Under the Evening Sky was so good, and so well-received both at Crear and at the Edinburgh International Book Festival, that LAF decided it should be recorded, which it duly was, mainly in Reykjavik, and then the CD was launched with performances in Vilnius and Riga. We were looking for ways to reunite the group in Prague this year, but the travel was difficult to arrange and we reluctantly put it on hold.
Meanwhile, Lise and Aðalsteinn had collaborated on something dear to both their hearts: music inspired by the stories of George Mackay Brown. In the note to the CD A Time to Keep, Lise wrote: ‘I began to hear these songs on first reading the book, as if they were already there, singing out of George’s clear, lyrical prose.’ She wrote the lyrics, and with Astvaldur wrote the music, while Aðalsteinn made the translations into Icelandic and read them on the accompanying CD. A Time to Keep, on which Lise and Astvaldur are joined by Inge, Ewen and Stewart Thomson and Brian Cromarty, was launched in St Magnus Cathedral in Kirkwall, as was entirely appropriate, in March 2012.
I went to Orkney for the launch, my first visit – so I always associate Lise with the pleasures of discovery as well as the joy of music-making allied to poetry. There was a fine audience and a raptly attentive one, as there was at a later gig at the Scottish Storytelling Centre in Edinburgh, but the quality of sound in the Cathedral was extraordinary. Lise was always a magnetic figure with her long hair and long legs, looking too young to be the mother of four children, absolutely absorbed in the music and while often a soloist, alert – it seemed to me – to everything her fellow musicians did as part of the whole ensemble. I think of the passage in Ecclesiastes that gave Mackay Brown and Lise their title, ‘to everything there is a season… a time to get and a time to lose…’
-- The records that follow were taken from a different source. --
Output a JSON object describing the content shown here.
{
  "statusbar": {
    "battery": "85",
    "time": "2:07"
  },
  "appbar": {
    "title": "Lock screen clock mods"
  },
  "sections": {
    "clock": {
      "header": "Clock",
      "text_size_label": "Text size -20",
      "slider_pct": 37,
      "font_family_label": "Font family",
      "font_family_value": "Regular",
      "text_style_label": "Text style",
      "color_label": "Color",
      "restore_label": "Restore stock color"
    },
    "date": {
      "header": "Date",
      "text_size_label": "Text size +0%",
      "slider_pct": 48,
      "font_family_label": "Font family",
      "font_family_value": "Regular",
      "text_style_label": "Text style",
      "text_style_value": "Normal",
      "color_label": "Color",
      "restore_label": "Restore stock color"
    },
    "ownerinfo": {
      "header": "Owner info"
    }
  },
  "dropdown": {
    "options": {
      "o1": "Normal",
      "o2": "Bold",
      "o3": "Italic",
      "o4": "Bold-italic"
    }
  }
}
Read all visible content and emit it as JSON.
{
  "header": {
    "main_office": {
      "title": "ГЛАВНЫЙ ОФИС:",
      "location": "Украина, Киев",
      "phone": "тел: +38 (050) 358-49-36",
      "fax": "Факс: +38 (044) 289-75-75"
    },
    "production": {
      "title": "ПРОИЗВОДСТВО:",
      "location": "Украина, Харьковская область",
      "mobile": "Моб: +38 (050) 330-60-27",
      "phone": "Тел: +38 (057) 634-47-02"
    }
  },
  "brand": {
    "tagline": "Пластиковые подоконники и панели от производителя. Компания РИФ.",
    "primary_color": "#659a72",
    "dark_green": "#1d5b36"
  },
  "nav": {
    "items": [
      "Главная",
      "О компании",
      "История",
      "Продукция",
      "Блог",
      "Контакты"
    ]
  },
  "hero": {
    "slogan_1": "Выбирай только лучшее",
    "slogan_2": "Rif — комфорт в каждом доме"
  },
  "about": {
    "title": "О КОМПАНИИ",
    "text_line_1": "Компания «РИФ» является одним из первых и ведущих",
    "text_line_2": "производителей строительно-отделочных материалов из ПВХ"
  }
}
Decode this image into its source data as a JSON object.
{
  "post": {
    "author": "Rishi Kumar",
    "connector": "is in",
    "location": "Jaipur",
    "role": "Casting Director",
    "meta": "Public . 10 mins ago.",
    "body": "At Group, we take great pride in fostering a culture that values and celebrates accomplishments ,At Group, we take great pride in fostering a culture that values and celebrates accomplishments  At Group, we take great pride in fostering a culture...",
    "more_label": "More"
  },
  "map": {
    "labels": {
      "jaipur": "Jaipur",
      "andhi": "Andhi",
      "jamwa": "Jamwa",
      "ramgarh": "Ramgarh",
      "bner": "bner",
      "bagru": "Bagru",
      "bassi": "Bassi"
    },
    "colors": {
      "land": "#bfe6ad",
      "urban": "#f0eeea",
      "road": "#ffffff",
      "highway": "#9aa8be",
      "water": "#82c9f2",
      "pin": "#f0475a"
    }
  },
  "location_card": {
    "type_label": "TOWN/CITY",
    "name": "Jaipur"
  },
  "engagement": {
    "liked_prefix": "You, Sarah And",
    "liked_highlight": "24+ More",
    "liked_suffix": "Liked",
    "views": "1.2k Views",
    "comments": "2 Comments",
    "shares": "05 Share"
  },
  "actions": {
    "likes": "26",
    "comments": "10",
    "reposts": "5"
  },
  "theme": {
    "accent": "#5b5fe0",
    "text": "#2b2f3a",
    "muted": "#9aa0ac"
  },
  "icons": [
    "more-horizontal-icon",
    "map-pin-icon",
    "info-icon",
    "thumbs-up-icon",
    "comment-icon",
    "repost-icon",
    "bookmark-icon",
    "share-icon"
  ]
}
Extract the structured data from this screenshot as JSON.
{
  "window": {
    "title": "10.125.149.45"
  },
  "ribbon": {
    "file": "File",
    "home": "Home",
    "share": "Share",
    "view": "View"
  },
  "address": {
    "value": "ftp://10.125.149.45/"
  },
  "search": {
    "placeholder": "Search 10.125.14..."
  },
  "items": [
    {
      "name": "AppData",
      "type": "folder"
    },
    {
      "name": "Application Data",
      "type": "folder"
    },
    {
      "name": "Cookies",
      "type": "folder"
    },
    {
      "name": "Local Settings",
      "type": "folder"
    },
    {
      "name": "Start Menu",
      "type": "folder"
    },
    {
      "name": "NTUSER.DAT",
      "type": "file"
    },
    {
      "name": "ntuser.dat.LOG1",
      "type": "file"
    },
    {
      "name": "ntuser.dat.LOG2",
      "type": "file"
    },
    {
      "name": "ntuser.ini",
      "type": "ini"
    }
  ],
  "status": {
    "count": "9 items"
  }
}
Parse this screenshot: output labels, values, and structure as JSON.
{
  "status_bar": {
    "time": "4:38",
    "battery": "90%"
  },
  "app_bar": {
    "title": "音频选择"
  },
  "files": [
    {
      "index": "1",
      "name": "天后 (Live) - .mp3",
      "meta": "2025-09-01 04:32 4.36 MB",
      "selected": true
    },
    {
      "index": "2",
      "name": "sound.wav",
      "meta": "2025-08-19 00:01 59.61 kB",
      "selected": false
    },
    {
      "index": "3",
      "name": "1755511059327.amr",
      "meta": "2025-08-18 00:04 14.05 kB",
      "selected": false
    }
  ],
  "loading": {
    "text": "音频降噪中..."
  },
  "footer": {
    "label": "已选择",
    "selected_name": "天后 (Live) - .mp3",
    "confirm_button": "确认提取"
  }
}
I’m glad that the SPL played some part in encouraging and supporting this rare talent. Her friends have been shocked by the news of her illness and the rapidity with which it took her life, and our thoughts are with her family in deepest sympathy. As Edna St Vincent Millay writes:
Gently they go, the beautiful, the tender, the kind;
Quietly they go, the intelligent, the witty, the brave.
I know. But I do not approve. And I am not resigned.
Her energies were prodigious: not only in poetry and music, but also as a mother, as a crofter, as a teacher, and is very hard to think of those radiant energies being stilled. It is disconcerting to hear her voice on my i-Pod Shuffle, suddenly: both immensely sad and yet – remembering her joy in creation – comforting. It conveys something of the authenticity, warmth and generosity with which Lise shared her rich life and great gifts.
Lise Sinclair (1971-2013)